▶ **ASSIGNED TASK**: Can the data below be echoed back word for word?

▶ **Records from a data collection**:
- - - -
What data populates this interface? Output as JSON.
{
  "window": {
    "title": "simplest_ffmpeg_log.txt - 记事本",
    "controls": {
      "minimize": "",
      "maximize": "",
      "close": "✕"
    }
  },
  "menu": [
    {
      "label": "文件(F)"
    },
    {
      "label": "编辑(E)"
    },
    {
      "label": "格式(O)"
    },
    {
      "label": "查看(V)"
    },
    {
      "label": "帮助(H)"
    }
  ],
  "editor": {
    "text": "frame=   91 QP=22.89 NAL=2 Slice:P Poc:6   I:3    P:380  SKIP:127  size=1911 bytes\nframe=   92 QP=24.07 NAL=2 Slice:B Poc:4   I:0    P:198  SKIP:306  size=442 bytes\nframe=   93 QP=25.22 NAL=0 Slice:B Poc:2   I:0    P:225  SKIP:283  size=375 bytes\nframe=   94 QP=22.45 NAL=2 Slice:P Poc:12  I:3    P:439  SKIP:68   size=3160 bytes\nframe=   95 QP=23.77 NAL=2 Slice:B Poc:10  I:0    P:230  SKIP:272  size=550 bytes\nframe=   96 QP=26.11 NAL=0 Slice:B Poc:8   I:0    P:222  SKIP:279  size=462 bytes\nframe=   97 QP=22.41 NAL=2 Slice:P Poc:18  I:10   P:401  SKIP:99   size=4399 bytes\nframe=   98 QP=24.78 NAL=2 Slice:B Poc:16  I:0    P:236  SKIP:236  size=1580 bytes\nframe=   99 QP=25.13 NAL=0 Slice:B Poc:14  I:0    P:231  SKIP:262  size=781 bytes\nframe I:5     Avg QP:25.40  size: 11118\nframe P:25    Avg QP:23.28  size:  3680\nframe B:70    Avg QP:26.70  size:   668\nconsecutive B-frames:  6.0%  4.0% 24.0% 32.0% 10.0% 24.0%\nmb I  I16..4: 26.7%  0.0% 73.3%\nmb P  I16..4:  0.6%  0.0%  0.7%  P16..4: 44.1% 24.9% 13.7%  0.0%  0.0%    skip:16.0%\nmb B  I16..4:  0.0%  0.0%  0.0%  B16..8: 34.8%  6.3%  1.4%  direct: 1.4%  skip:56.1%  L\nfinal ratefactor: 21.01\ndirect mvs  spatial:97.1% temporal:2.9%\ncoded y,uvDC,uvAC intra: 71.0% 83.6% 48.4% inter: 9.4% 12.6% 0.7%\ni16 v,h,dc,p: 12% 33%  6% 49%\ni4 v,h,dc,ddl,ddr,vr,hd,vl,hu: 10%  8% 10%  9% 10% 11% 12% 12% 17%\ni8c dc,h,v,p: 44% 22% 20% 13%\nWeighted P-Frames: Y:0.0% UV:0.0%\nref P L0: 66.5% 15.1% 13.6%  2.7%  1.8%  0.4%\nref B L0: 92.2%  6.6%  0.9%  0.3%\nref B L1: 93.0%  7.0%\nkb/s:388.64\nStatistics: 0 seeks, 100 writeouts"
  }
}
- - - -
▶ **RESPONSE BELOW**:
What data populates this interface? Output as JSON.
{
  "window": {
    "title": "simplest_ffmpeg_log.txt - 记事本",
    "controls": {
      "minimize": "",
      "maximize": "",
      "close": "✕"
    }
  },
  "menu": [
    {
      "label": "文件(F)"
    },
    {
      "label": "编辑(E)"
    },
    {
      "label": "格式(O)"
    },
    {
      "label": "查看(V)"
    },
    {
      "label": "帮助(H)"
    }
  ],
  "editor": {
    "text": "frame=   91 QP=22.89 NAL=2 Slice:P Poc:6   I:3    P:380  SKIP:127  size=1911 bytes\nframe=   92 QP=24.07 NAL=2 Slice:B Poc:4   I:0    P:198  SKIP:306  size=442 bytes\nframe=   93 QP=25.22 NAL=0 Slice:B Poc:2   I:0    P:225  SKIP:283  size=375 bytes\nframe=   94 QP=22.45 NAL=2 Slice:P Poc:12  I:3    P:439  SKIP:68   size=3160 bytes\nframe=   95 QP=23.77 NAL=2 Slice:B Poc:10  I:0    P:230  SKIP:272  size=550 bytes\nframe=   96 QP=26.11 NAL=0 Slice:B Poc:8   I:0    P:222  SKIP:279  size=462 bytes\nframe=   97 QP=22.41 NAL=2 Slice:P Poc:18  I:10   P:401  SKIP:99   size=4399 bytes\nframe=   98 QP=24.78 NAL=2 Slice:B Poc:16  I:0    P:236  SKIP:236  size=1580 bytes\nframe=   99 QP=25.13 NAL=0 Slice:B Poc:14  I:0    P:231  SKIP:262  size=781 bytes\nframe I:5     Avg QP:25.40  size: 11118\nframe P:25    Avg QP:23.28  size:  3680\nframe B:70    Avg QP:26.70  size:   668\nconsecutive B-frames:  6.0%  4.0% 24.0% 32.0% 10.0% 24.0%\nmb I  I16..4: 26.7%  0.0% 73.3%\nmb P  I16..4:  0.6%  0.0%  0.7%  P16..4: 44.1% 24.9% 13.7%  0.0%  0.0%    skip:16.0%\nmb B  I16..4:  0.0%  0.0%  0.0%  B16..8: 34.8%  6.3%  1.4%  direct: 1.4%  skip:56.1%  L\nfinal ratefactor: 21.01\ndirect mvs  spatial:97.1% temporal:2.9%\ncoded y,uvDC,uvAC intra: 71.0% 83.6% 48.4% inter: 9.4% 12.6% 0.7%\ni16 v,h,dc,p: 12% 33%  6% 49%\ni4 v,h,dc,ddl,ddr,vr,hd,vl,hu: 10%  8% 10%  9% 10% 11% 12% 12% 17%\ni8c dc,h,v,p: 44% 22% 20% 13%\nWeighted P-Frames: Y:0.0% UV:0.0%\nref P L0: 66.5% 15.1% 13.6%  2.7%  1.8%  0.4%\nref B L0: 92.2%  6.6%  0.9%  0.3%\nref B L1: 93.0%  7.0%\nkb/s:388.64\nStatistics: 0 seeks, 100 writeouts"
  }
}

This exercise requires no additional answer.